All of it is here, between the lines or on the page, and it makes the space in which Nick walks feel dynamic and alive. Here, the idea of London in that one moment is captured on the page, and it feels real, from the tops of the towers down to the much clogging the drains. If the characterisation is top-notch, the world-building, in constructing that recognisable place, is superb.
So, it’s got some cracking characters, ones you’ll love and ones you’ll love to hate. But what about the story?
As usual, no spoilers. But I’ll say this It works. In part it’s a coming of age, as Nick tries to deal with his own imminent mortality, and with the struggles he’s having with his friends, and even (horrors), romantically. But it’s also got a personal dimension, as Nick and the gang work to save, if not the world, at least themselves – while figuring out who exactly they are. There’s some wonderful dialogue, which made me chuckle at its teen awkwardness in one breath and wrung my heart at its genuine, raw emotion in the next. It’s a story which opens strongly, and one which won’t let you go. It’s a story about making hard choices, and about growing up. It’s a story about deciding who you are, or want to be. And it’s an absolutely cracking read, for that. I genuinely couldn’t put it down once I started, and if the characters and the world helped build that, the need to see what happened next, the way the story pulled me into the world, the way I was gripped by every page – that surely put the capstone on it.

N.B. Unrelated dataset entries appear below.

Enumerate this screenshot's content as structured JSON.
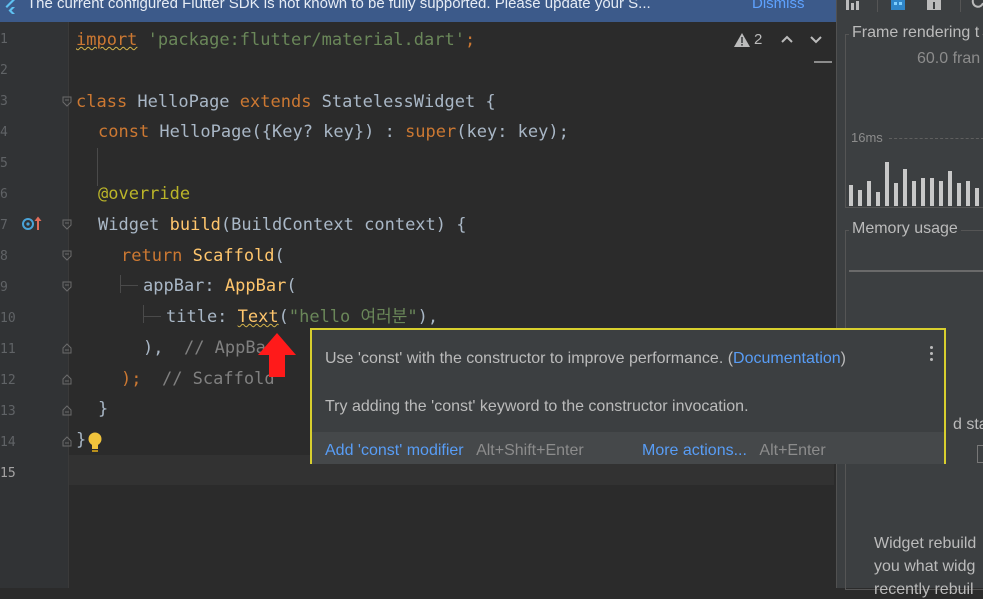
{
  "banner": {
    "message": "The current configured Flutter SDK is not known to be fully supported. Please update your S...",
    "dismiss": "Dismiss"
  },
  "editor": {
    "line_numbers": [
      "1",
      "2",
      "3",
      "4",
      "5",
      "6",
      "7",
      "8",
      "9",
      "10",
      "11",
      "12",
      "13",
      "14",
      "15"
    ],
    "warnings_count": "2",
    "lines": {
      "l1_kw": "import",
      "l1_str": "'package:flutter/material.dart'",
      "l1_end": ";",
      "l3_kw1": "class",
      "l3_name": " HelloPage ",
      "l3_kw2": "extends",
      "l3_rest": " StatelessWidget {",
      "l4_kw": "const",
      "l4_rest": " HelloPage({Key? key}) : ",
      "l4_super": "super",
      "l4_end": "(key: key);",
      "l6_ann": "@override",
      "l7_type": "Widget ",
      "l7_fn": "build",
      "l7_rest": "(BuildContext context) {",
      "l8_kw": "return",
      "l8_fn": " Scaffold",
      "l8_end": "(",
      "l9_prop": "appBar: ",
      "l9_fn": "AppBar",
      "l9_end": "(",
      "l10_prop": "title: ",
      "l10_fn": "Text",
      "l10_paren": "(",
      "l10_str": "\"hello 여러분\"",
      "l10_end": "),",
      "l11_a": "),",
      "l11_cmt": "// AppBar",
      "l12_a": ");",
      "l12_cmt": "// Scaffold",
      "l13_a": "}",
      "l14_a": "}"
    }
  },
  "popup": {
    "message_prefix": "Use 'const' with the constructor to improve performance. (",
    "doc_link": "Documentation",
    "message_suffix": ")",
    "hint": "Try adding the 'const' keyword to the constructor invocation.",
    "action1": "Add 'const' modifier",
    "action1_shortcut": "Alt+Shift+Enter",
    "action2": "More actions...",
    "action2_shortcut": "Alt+Enter"
  },
  "right_panel": {
    "frame_title": "Frame rendering t",
    "fps": "60.0 fran",
    "ms_label": "16ms",
    "frame_bar_levels": [
      0.45,
      0.35,
      0.55,
      0.3,
      0.95,
      0.5,
      0.8,
      0.55,
      0.6,
      0.6,
      0.55,
      0.75,
      0.5,
      0.55,
      0.4
    ],
    "memory_title": "Memory usage",
    "partial_label": "d sta",
    "widget_text1": "Widget rebuild",
    "widget_text2": "you what widg",
    "widget_text3": "recently rebuil"
  },
  "colors": {
    "accent_link": "#589df6",
    "popup_border": "#d8cf2e",
    "banner_bg": "#3c5a8a"
  }
}
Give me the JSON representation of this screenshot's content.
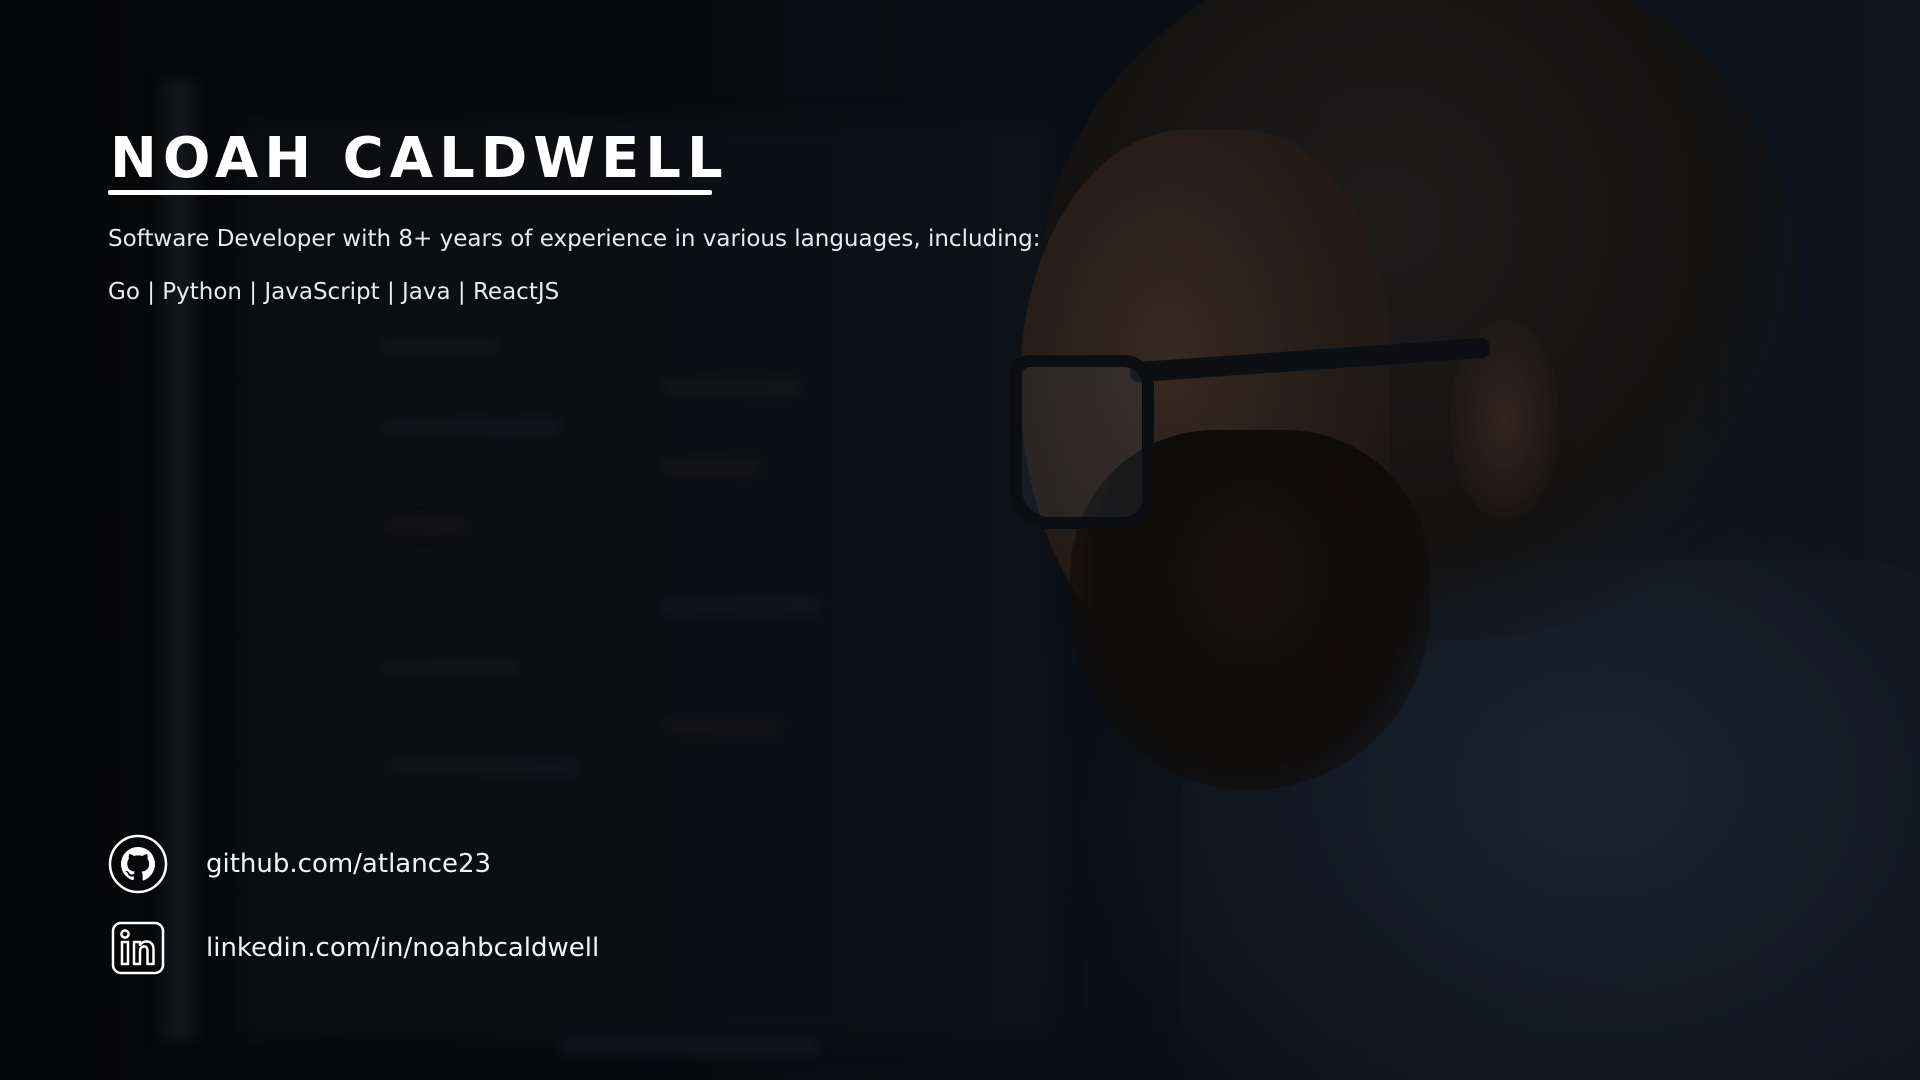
{
  "profile": {
    "name": "NOAH CALDWELL",
    "summary": "Software Developer with 8+ years of experience in various languages, including:",
    "skills": "Go | Python | JavaScript | Java | ReactJS"
  },
  "contacts": {
    "github": {
      "icon": "github-icon",
      "label": "github.com/atlance23"
    },
    "linkedin": {
      "icon": "linkedin-icon",
      "label": "linkedin.com/in/noahbcaldwell"
    }
  },
  "colors": {
    "text": "#ffffff",
    "background": "#07090c"
  }
}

This is, to be simple about it, a really enjoyable, clever work of science fiction, which invites you to wrestle with some big ideas alongside a compelling and personal story. Pick it up, you won’t regret it.